Financial literacy is a must to manage debt in earlier stages of life and build resources for eventual retirement. Lifetime employment leading to a pension is uncommon these days. The average American has insufficient financial knowledge, and the financial literacy that is developed comes mostly from real-world experience, the school of hard knocks.

This article from the Huffington Post authored by Randi Weingarten,

http://www.huffingtonpost.com/randi-weingarten/financial-literacy_b_1514627.html

notes that the President’s Advisory Council on Financial Capability has developed 3 key themes around financial education and literacy:

  • Financial education should take its rightful place in American schools
  • We should build a financially capable workforce and retiree community, which is necessary for a stable and globally competitive economy.
  • Americans also should learn the core concepts of personal finance at the heart of their lives — in their families and in their communities.

Curriki has over 75 resources at our site devoted to financial literacy for kids. Let me point out two of the highly rated ones in particular:

1.  A course from the Khan Academy that includes topics like compound interest, bonds, securities, and even the banking bailouts. It is targeted for grades 6 to 12.

2. Within the Free High School Science Texts Mathematics textbook series there are chapters on Finance covering topics such as foreign exchange, and simple and compound interest, depreciation and present value.
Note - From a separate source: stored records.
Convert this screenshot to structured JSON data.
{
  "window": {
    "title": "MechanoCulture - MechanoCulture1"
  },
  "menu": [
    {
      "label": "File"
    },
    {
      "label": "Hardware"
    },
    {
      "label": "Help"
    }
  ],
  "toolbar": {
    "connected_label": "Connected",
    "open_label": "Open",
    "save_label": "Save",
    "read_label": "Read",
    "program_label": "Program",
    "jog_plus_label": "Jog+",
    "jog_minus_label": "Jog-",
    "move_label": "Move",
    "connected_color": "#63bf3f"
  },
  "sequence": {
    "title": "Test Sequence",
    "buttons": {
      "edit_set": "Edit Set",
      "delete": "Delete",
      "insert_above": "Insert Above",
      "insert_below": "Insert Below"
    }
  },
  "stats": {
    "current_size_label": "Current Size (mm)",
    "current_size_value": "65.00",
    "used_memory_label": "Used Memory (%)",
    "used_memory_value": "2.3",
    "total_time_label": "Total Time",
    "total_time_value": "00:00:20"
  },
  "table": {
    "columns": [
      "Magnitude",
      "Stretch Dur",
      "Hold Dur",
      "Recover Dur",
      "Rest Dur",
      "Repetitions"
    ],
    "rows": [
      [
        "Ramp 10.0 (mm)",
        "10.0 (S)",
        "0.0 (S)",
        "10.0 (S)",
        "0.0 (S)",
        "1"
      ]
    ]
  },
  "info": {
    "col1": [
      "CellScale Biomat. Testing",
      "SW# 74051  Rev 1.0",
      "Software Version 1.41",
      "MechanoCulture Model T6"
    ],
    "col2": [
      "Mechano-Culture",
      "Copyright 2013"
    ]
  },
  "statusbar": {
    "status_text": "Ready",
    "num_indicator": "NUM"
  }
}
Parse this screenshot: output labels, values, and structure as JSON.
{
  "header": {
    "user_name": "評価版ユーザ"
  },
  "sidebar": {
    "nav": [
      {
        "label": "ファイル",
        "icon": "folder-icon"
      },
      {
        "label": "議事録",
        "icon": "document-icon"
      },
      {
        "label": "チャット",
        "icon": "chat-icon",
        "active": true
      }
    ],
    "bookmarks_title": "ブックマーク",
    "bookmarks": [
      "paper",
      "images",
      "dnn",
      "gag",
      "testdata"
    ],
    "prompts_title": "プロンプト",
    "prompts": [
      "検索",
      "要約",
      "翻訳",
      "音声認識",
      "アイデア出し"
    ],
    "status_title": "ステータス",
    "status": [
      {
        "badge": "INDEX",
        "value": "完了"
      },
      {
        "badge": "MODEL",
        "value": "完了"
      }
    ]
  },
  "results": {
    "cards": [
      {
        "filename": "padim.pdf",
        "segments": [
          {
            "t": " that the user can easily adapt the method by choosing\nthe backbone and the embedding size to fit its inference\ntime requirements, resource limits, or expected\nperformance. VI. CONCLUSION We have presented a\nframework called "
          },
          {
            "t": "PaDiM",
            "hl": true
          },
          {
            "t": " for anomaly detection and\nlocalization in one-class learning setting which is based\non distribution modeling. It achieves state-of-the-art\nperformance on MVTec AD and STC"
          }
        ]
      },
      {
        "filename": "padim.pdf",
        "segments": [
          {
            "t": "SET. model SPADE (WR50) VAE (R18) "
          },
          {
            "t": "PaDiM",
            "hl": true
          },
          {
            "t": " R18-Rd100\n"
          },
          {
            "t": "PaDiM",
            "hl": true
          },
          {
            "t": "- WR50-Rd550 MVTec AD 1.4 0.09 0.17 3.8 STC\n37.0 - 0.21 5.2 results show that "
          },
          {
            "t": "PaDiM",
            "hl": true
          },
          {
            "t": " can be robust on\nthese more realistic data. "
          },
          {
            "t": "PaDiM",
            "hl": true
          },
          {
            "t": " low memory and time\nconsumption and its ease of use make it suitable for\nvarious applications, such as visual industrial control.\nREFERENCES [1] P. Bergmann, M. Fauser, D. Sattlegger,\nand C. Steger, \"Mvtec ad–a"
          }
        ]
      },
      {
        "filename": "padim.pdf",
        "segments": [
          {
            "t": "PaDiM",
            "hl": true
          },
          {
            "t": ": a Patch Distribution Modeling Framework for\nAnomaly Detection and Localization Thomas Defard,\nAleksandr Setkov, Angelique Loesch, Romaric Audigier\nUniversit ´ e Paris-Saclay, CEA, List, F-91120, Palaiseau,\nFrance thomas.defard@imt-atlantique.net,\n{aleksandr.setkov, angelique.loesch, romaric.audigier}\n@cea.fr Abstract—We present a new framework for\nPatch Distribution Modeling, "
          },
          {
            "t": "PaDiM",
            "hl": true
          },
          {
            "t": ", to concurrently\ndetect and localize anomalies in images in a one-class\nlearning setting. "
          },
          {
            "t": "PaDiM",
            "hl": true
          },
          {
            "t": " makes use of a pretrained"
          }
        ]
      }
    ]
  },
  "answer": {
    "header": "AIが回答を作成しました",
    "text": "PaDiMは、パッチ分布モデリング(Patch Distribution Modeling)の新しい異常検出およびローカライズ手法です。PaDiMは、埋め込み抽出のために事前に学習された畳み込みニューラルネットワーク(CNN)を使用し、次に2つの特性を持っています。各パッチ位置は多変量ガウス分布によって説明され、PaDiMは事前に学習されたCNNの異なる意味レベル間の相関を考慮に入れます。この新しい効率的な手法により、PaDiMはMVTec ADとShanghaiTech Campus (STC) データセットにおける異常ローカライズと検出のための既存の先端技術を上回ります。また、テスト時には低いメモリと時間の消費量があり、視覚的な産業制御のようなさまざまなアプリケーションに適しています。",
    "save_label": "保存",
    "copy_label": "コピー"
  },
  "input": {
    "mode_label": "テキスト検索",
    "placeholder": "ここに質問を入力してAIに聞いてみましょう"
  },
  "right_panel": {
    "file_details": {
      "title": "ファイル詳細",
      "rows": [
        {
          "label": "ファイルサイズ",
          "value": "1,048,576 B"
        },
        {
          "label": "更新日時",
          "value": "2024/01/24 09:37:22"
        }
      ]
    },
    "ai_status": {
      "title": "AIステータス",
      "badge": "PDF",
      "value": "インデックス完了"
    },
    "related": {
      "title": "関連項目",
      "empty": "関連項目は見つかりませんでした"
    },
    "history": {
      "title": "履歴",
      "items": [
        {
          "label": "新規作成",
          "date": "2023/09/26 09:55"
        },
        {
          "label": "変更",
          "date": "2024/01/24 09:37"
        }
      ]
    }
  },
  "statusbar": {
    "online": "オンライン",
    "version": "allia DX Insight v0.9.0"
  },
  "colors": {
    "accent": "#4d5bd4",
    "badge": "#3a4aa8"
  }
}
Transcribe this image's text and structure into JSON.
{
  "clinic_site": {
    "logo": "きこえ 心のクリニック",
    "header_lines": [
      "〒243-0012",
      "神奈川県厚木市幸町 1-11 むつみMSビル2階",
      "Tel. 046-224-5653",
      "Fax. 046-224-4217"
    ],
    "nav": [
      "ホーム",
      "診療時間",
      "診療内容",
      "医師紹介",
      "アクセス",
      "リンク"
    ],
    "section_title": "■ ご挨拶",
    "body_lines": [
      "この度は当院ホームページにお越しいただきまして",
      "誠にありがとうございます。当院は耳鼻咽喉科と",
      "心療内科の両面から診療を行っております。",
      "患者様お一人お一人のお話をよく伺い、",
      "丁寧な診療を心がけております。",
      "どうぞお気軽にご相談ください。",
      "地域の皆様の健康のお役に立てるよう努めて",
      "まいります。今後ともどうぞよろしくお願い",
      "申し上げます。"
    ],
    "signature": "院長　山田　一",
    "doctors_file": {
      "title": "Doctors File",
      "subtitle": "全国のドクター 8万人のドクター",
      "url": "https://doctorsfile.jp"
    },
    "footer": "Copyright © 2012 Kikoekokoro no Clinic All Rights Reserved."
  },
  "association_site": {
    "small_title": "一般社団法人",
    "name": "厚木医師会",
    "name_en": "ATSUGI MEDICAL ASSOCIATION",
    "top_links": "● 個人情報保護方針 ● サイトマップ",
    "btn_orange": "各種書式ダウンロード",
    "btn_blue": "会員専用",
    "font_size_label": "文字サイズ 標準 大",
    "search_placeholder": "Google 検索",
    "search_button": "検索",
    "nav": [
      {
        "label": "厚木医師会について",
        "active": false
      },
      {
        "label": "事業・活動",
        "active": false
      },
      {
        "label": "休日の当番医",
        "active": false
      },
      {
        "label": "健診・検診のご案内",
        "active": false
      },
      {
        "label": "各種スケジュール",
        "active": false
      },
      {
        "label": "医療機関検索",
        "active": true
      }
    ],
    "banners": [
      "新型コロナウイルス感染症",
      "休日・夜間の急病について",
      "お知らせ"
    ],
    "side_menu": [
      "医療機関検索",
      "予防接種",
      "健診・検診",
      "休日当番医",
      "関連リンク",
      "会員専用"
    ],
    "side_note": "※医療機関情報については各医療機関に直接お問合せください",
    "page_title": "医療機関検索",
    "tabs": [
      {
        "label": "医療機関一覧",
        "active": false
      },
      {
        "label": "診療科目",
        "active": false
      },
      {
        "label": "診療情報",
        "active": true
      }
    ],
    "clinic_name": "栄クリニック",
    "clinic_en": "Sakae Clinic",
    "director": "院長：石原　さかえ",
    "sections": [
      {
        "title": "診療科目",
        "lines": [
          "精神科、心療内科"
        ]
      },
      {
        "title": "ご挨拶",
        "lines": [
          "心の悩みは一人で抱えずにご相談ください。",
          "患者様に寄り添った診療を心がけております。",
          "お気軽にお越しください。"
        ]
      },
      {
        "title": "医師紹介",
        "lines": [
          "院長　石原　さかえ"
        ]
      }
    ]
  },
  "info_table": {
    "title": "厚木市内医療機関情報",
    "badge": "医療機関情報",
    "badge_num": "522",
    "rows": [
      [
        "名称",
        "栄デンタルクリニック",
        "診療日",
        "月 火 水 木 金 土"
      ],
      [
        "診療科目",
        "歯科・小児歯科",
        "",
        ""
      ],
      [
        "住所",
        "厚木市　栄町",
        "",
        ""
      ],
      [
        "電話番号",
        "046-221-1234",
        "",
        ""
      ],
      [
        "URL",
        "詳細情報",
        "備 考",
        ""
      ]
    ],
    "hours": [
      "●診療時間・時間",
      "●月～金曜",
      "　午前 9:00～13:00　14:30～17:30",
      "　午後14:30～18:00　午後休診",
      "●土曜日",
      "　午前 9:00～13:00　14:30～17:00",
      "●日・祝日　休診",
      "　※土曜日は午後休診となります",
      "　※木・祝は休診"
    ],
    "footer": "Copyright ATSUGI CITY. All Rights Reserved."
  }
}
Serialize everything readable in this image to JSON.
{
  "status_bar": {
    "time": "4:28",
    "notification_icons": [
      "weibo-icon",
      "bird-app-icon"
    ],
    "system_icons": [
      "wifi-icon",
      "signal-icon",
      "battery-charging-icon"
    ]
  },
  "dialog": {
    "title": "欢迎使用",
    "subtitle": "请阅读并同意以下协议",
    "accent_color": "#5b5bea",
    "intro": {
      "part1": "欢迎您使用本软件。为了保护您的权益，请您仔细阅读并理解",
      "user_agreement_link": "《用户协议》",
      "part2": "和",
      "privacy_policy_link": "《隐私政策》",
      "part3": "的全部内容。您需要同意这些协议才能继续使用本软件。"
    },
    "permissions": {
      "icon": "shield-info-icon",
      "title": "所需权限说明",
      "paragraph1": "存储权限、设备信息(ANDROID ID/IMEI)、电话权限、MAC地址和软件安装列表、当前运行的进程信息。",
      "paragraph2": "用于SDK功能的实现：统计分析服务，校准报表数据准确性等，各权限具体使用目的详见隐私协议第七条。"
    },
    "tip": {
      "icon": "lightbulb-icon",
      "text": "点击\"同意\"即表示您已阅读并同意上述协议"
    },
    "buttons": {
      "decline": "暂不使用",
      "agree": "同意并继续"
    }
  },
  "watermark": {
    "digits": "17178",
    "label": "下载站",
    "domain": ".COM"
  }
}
These are targeted for grades 10 to 12 and are an integral part of the Mathematics syllabus in this text.

You can find these two resources and many more by going to www.curriki.org and searching on “Finance”. These are great resources to use in math or social studies classes.